  9. Innocenti F. DPYD variants to predict 5-FU toxicity: the ultimate proof. J Natl Cancer Inst. 2014 Nov 7;106(12). pii: dju351. PubMed PMID: 25381394.
  10. Van Loon K, Owzar K, Jiang C, Kindler HL, Mulcahy MF, Niedzwiecki D, O’Reilly EM, Fuchs C, Innocenti F, Venook AP; Alliance for Clinical Trials in Oncology. 25-Hydroxyvitamin D levels and survival in advanced pancreatic cancer: findings from CALGB 80303 (Alliance). J Natl Cancer Inst. 2014 Aug 6;106(8). pii: dju185. PubMed PMID: 25099612; PubMed Central PMCID: PMC4155431.
  11. Innocenti F, Schilsky RL, Ramírez J, Janisch L, Undevia S, House LK, Das S, Wu K, Turcich M, Marsh R, Karrison T, Maitland ML, Salgia R, Ratain MJ. Dose-finding and pharmacokinetic study to optimize the dosing of irinotecan according to the UGT1A1 genotype of patients with cancer. J Clin Oncol. 2014 Aug 1;32(22):2328-34. PubMed PMID: 24958824; PubMed Central PMCID: PMC4105486.
  12. Paré-Brunet L, Glubb D, Evans P, Berenguer-Llergo A, Etheridge AS, Skol AD, Di Rienzo A, Duan S, Gamazon ER, Innocenti F. Discovery and functional assessment of gene variants in the vascular endothelial growth factor pathway. Hum Mutat. 2014 Feb;35(2):227-35. PubMed PMID: 24186849; PubMed Central PMCID: PMC3935516.
  13. Innocenti F, Owzar K, Cox NL, Evans P, Kubo M, Zembutsu H, Jiang C, Hollis D, Mushiroda T, Li L, Friedman P, Wang L, Glubb D, Hurwitz H, Giacomini KM, McLeod HL, Goldberg RM, Schilsky RL, Kindler HL, Nakamura Y, Ratain MJ. A genome-wide association study of overall survival in pancreatic cancer patients treated with gemcitabine in CALGB 80303. Clin Cancer Res. 2012 Jan 15;18(2):577-84. PubMed PMID: 22142827; PubMed Central PMCID: PMC3412624.
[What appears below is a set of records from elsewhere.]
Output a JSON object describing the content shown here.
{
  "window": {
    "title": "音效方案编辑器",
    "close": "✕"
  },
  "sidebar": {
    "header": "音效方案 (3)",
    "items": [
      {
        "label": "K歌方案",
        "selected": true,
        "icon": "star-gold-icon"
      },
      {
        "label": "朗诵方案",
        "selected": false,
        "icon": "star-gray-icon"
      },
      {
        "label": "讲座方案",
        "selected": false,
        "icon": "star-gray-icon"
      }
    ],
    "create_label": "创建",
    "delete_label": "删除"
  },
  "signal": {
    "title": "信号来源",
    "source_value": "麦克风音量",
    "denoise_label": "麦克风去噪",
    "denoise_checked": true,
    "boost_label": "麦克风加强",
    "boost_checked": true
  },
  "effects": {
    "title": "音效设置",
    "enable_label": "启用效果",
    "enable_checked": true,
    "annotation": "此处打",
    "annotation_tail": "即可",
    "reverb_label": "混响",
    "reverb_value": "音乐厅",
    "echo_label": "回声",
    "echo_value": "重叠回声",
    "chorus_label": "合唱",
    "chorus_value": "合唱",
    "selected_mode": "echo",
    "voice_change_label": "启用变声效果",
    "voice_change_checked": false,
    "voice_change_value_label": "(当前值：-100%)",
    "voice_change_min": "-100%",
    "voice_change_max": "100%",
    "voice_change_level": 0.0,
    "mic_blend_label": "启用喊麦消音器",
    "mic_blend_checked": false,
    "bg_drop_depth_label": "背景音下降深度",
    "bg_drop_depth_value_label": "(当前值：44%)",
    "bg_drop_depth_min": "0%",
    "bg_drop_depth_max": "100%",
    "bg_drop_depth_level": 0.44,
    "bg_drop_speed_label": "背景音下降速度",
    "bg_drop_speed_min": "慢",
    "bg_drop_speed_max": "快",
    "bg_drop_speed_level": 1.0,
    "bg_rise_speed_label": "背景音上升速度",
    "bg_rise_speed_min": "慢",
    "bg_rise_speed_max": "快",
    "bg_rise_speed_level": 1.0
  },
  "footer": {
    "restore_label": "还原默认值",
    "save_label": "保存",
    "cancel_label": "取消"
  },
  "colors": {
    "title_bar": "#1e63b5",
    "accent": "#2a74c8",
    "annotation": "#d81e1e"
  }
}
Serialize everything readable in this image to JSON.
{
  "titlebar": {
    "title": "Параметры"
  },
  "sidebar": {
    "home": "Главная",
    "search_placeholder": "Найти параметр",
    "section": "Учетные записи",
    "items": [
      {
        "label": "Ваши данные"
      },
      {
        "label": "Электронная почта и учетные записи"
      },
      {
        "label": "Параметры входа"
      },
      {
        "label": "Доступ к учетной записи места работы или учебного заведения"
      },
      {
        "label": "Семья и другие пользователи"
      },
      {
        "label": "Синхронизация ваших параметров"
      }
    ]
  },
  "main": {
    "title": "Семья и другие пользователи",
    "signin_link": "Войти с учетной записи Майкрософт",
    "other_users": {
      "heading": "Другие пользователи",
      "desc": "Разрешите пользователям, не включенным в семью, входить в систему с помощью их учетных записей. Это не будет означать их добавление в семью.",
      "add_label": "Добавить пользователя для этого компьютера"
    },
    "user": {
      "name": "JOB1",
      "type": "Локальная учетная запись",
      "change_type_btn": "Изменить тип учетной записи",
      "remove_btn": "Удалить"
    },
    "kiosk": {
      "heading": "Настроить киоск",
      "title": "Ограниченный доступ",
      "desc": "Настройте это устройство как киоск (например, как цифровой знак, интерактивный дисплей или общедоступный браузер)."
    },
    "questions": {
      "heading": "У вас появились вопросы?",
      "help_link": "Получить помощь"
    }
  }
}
Dr. Innocenti’s CV

Amy Etheridge – Research Specialist/Lab Manager

Stefanie Denning – Research Associate

Kelli Hammond – Soc/Clin Research Assistant

Alessandro Racioppi – Research Intern

Sarah Mills – Research Intern